    Thus, it is apparent that the Legislature, in enacting Sections 19.01 to 19.07, inclusive, supra, which constitute Chapter 19 of the new Penal Code under the heading Criminal Homicide, and the above sections defining the four culpable mental states specified in Section 19.01 under the heading Types of Criminal Homicide, intended that the entire topic of criminal homicide be dealt with and provided for in the new Penal Code. We so hold. We further hold that the Legislature, in enacting said Code, did not intend to preserve a separate offense under Section 50A of Article 6701d, V.A.Civ.Stat. dealing solely with homicide caused by motor vehicle, as contended by appellant. Consequently, we hold that said Section 50A of Article 6701d, V.A.Civ.St. was repealed by the provisions of the new Penal Code of 1973, supra.

    The offense charged in the indictment was a felony of the third degree, and the district court in which the case was tried properly exercised jurisdiction.

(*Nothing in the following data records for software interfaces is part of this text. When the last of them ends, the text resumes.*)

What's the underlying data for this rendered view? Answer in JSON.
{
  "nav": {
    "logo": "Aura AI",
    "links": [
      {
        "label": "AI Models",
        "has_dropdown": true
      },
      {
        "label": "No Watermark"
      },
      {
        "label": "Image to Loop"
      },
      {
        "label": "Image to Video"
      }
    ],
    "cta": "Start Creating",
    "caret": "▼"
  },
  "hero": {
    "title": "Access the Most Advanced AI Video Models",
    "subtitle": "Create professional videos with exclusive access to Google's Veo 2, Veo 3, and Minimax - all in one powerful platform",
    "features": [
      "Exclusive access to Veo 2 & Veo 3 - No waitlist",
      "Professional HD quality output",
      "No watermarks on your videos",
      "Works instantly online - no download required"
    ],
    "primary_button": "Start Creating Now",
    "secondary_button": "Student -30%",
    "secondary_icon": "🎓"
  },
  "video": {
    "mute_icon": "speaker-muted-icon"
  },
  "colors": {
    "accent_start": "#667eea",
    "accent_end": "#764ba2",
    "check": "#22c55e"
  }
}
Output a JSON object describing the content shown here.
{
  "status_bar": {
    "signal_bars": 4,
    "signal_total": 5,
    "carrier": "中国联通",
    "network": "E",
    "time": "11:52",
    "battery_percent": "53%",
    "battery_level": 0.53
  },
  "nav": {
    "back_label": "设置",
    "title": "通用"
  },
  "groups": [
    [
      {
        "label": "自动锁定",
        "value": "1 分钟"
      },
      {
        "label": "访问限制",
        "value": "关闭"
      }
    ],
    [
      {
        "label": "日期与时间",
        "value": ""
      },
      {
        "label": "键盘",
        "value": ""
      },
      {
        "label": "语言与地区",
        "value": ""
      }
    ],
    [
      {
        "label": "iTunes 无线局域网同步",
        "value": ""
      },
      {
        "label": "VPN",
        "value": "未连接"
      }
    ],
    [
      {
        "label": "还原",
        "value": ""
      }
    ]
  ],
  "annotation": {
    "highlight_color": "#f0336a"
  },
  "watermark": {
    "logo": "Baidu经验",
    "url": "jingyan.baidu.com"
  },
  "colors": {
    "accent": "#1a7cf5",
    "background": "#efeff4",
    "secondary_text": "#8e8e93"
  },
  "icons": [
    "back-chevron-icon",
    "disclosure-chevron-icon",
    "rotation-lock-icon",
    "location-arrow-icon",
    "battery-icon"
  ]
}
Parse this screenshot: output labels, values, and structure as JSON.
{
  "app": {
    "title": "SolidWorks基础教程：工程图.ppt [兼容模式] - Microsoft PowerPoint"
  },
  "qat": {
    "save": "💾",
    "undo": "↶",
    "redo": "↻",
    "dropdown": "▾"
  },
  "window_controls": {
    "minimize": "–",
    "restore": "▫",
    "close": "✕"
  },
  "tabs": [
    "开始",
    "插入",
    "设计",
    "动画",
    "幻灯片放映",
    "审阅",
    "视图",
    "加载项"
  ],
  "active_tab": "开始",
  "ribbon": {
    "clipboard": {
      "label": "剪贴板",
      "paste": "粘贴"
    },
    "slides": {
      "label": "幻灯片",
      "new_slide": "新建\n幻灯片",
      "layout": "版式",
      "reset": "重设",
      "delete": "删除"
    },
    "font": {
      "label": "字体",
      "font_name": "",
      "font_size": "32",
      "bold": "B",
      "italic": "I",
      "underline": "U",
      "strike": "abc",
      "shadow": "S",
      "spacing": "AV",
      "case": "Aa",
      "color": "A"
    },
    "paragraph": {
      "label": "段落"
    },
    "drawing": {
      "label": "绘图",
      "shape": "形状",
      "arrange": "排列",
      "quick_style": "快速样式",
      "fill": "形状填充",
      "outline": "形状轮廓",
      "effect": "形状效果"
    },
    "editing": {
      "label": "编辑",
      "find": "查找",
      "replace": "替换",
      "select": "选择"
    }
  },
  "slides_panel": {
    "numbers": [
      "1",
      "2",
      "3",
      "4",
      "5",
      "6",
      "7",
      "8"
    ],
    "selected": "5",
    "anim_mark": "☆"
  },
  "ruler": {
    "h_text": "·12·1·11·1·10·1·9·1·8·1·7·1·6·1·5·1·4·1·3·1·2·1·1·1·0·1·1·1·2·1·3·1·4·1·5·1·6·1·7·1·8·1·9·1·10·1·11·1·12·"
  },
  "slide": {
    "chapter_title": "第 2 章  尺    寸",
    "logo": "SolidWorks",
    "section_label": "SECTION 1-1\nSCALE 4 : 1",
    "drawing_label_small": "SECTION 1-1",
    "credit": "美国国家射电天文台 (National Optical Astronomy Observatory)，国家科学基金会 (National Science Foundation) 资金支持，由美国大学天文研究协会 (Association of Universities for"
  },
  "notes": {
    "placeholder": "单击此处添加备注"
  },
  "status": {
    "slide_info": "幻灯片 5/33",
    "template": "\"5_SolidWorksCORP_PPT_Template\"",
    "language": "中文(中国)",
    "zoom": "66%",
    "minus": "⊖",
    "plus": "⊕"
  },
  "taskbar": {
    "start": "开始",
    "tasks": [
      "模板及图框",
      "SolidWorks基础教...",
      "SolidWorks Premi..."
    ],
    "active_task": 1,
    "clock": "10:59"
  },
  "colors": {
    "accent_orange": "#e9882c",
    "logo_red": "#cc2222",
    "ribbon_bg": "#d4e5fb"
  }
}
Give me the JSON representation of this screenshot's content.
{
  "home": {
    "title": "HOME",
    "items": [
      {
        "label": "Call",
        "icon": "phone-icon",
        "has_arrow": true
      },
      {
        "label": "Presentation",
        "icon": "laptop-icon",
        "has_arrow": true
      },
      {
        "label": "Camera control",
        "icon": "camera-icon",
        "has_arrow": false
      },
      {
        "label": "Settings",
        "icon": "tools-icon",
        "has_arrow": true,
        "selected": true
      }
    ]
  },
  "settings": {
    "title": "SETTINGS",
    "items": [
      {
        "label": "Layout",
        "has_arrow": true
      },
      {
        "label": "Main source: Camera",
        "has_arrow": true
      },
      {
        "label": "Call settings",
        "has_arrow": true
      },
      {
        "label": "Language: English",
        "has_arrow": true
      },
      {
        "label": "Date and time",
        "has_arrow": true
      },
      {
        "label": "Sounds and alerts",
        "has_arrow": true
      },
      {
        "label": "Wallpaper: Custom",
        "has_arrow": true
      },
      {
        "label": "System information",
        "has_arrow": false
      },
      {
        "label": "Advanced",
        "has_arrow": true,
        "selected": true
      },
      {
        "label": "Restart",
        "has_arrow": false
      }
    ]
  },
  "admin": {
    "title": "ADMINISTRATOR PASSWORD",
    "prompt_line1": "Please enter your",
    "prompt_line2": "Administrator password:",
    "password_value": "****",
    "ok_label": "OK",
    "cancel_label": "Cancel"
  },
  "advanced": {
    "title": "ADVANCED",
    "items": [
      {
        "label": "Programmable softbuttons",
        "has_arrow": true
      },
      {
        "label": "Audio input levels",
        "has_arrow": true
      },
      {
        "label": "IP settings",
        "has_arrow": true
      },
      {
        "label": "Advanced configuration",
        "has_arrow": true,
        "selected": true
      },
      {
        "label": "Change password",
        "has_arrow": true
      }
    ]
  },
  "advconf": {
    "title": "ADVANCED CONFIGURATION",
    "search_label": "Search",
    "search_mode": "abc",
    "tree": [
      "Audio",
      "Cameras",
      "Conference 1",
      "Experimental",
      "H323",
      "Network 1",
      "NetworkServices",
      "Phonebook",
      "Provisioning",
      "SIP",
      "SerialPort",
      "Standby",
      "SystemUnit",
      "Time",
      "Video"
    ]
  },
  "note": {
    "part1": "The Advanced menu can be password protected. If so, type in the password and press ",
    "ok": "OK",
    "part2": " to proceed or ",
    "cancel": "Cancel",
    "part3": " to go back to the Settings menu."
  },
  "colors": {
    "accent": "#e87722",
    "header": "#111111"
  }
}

    For the reasons stated above, appellant's contention that the indictment failed to apprise him of the offense with which he was charged is without merit, and is overruled. Likewise, his contention in his fourth ground that the punishment assessed was not authorized by law is overruled. The indictment was returned and the prosecution conducted under V.T.C.A. Penal Code, Section 19.05(a)(1) and (c), supra, which provides that the offense alleged is a felony of the third degree. The punishment assessed was within the limits provided for such a felony by V.T.C.A. Penal Code, Section 12.34.

    The judgment is affirmed.

    Opinion approved by the Court.


    [1] See Section 19.02.

    [2] See Section 19.03.

    [3] See Section 19.04.

    [4] See Section 19.05.

    [5] See Section 19.07.